A day after suffering a stinging legislative defeat, oil and companies won a lesser victory Friday when the Louisiana House gave final passage to a resolution that urges parish governments to drop lawsuits that accuse the companies of destroying coastal marshes and wetlands.
The bill that died Thursday would have outright killed the parish lawsuits retroactively.
What exactly the companies achieved with the resolution passed Friday is not clear.
Senate Concurrent Resolution 7, approved by the House, 61-33, does not change the law, but it is an expression of legislative intent. The Senate passed the resolution, 21-15, on May 20 so it now takes effect. Gov. John Bel Edwards, a supporter of the coastal parish lawsuits, cannot veto it.
Friday's vote was mostly along party lines. The exception was that six Jefferson Parish Republicans broke ranks with their GOP colleagues and voted against SCR7. This means they followed the lead of Parish President Cynthia Lee Sheng, who opposed the resolution.
State Sen. Sharon Hewitt, R-Slidell, SCR7’s sponsor, said in an interview after Friday’s vote that she hopes the seven parishes will take heed of the resolution.
The lawsuits, Hewitt said, have “a chilling impact on oil and gas investment in the state. No one wants to invest in a state when you’re at risk of frivolous lawsuits.”
Hewitt said she has not attempted to determine whether government officials in the seven parishes – Vermilion, Cameron, Jefferson, St. John the Baptist, Plaquemines, St. Bernard and Orleans – will take notice of SCR7.
State Rep. Joe Stagni, R-Kenner, who voted against SCR7, said he believes that Hewitt is hoping that federal judges will take note of the legislative resolution. The judges in the 5th U.S. Circuit Court of Appeals will be deciding whether to have the lawsuits heard in federal court (as the oil companies favor) or in state court (as the parish governments favor).

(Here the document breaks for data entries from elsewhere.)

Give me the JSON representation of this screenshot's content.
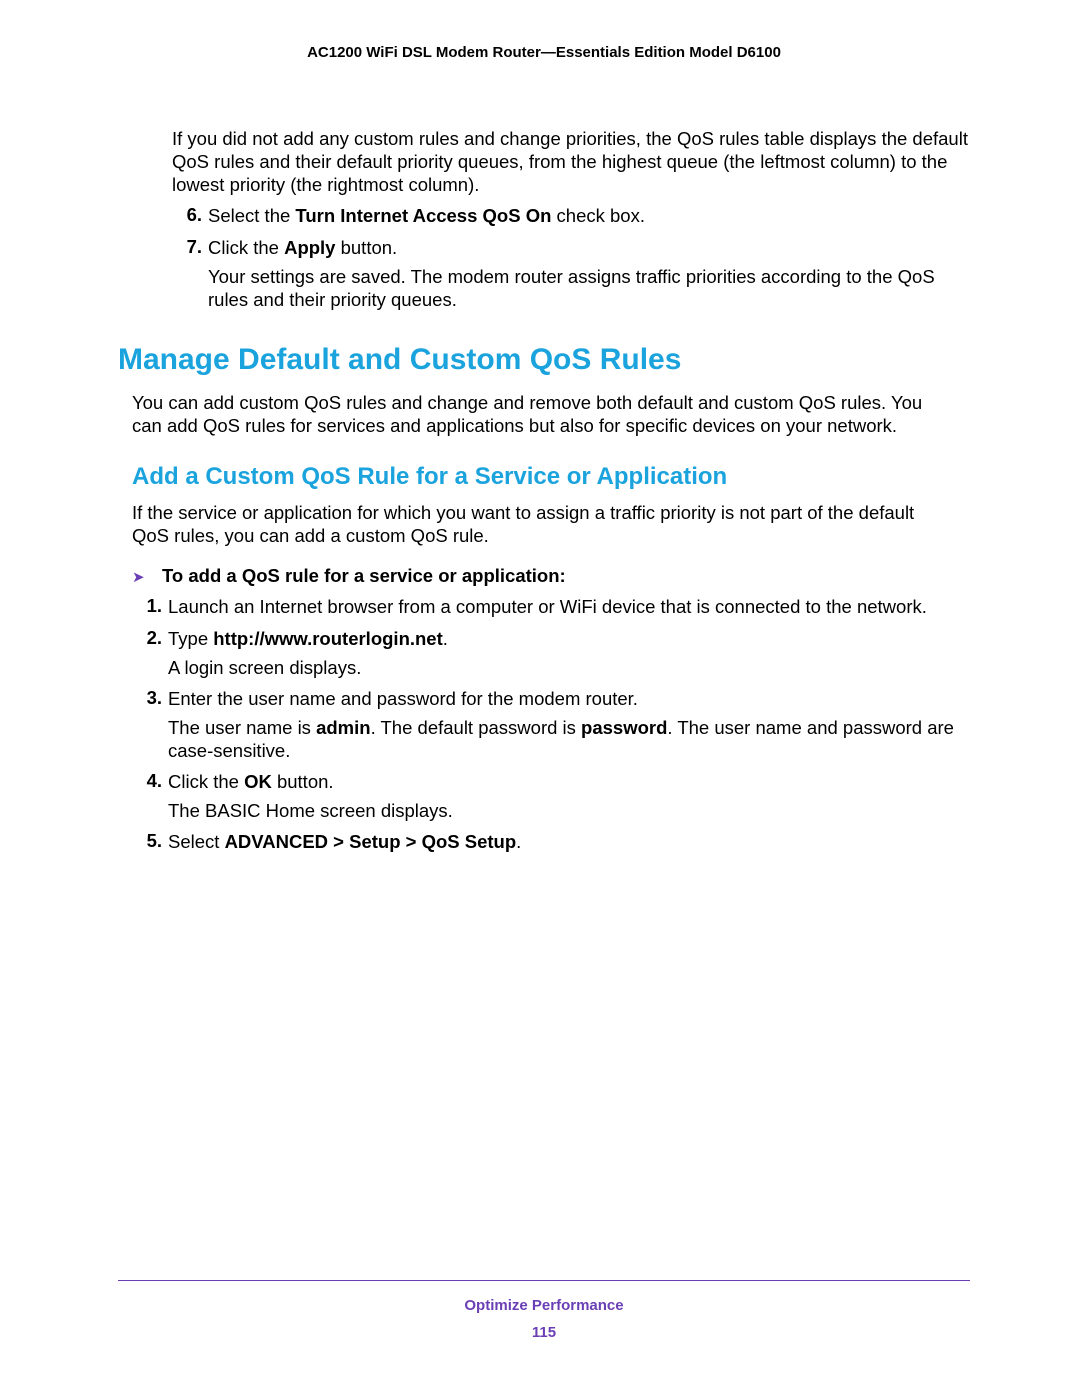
{
  "header": {
    "title": "AC1200 WiFi DSL Modem Router—Essentials Edition Model D6100"
  },
  "intro_para": "If you did not add any custom rules and change priorities, the QoS rules table displays the default QoS rules and their default priority queues, from the highest queue (the leftmost column) to the lowest priority (the rightmost column).",
  "steps_top": {
    "s6": {
      "num": "6.",
      "pre": "Select the ",
      "bold": "Turn Internet Access QoS On",
      "post": " check box."
    },
    "s7": {
      "num": "7.",
      "pre": "Click the ",
      "bold": "Apply",
      "post": " button.",
      "after": "Your settings are saved. The modem router assigns traffic priorities according to the QoS rules and their priority queues."
    }
  },
  "h1": "Manage Default and Custom QoS Rules",
  "h1_para": "You can add custom QoS rules and change and remove both default and custom QoS rules. You can add QoS rules for services and applications but also for specific devices on your network.",
  "h2": "Add a Custom QoS Rule for a Service or Application",
  "h2_para": "If the service or application for which you want to assign a traffic priority is not part of the default QoS rules, you can add a custom QoS rule.",
  "arrow_intro": "To add a QoS rule for a service or application:",
  "steps_main": {
    "s1": {
      "num": "1.",
      "text": "Launch an Internet browser from a computer or WiFi device that is connected to the network."
    },
    "s2": {
      "num": "2.",
      "pre": "Type ",
      "bold": "http://www.routerlogin.net",
      "post": ".",
      "after": "A login screen displays."
    },
    "s3": {
      "num": "3.",
      "line1": "Enter the user name and password for the modem router.",
      "l2a": "The user name is ",
      "l2b": "admin",
      "l2c": ". The default password is ",
      "l2d": "password",
      "l2e": ". The user name and password are case-sensitive."
    },
    "s4": {
      "num": "4.",
      "pre": "Click the ",
      "bold": "OK",
      "post": " button.",
      "after": "The BASIC Home screen displays."
    },
    "s5": {
      "num": "5.",
      "pre": "Select ",
      "bold": "ADVANCED > Setup > QoS Setup",
      "post": "."
    }
  },
  "footer": {
    "section": "Optimize Performance",
    "page": "115"
  }
}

“What the oil and gas companies can’t win judicially they’re trying to win politically with this resolution,” Stagni said in an interview.
SCR7 goes beyond urging the parishes to drop the lawsuits. It also says the parishes “have contracted with private legal counsel to improperly bring unprecedented enforcement actions.”
The resolution also says the lawsuits “violate the original intent of the Louisiana Legislature when the CZMA was enacted.” The Legislature created the Coastal Zone Management Act in 1978.
State Rep. Jean-Paul Coussan, R-Lafayette, handled SCR7 in the House Friday.
Echoing arguments made by Hewitt in previous days, Coussan said he does not support lawsuits against the oil and gas companies but believes that only the state – not the parishes – can pursue them.
“I believe we can send a clear signal that Louisiana is ready to move forward from these lawsuits,” he told colleagues Friday.
State Rep. Mandie Landry, D-New Orleans, in challenging Coussan, noted that the state Department of Natural Resources has estimated that it would cost the state $4.3 million per case to take them over.
“Putting all this on the state would be a huge cost for the state,” Landry said.
There are currently 43 cases – 42 filed by the Talbot Carmouche Marcello law firm in Baton Rouge on behalf of six parishes and one filed by Jones Swanson on behalf of Orleans Parish. John Carmouche, an attorney, said his firm is bankrolling the parish lawsuits and has spent $9 million on just two cases in legal fees, expert witnesses and research.
Carmouche has reached a tentative $100 million settlement with Freeport McMoRan, a small player in in Louisiana. But only six of the required 12 coastal parishes have approved it.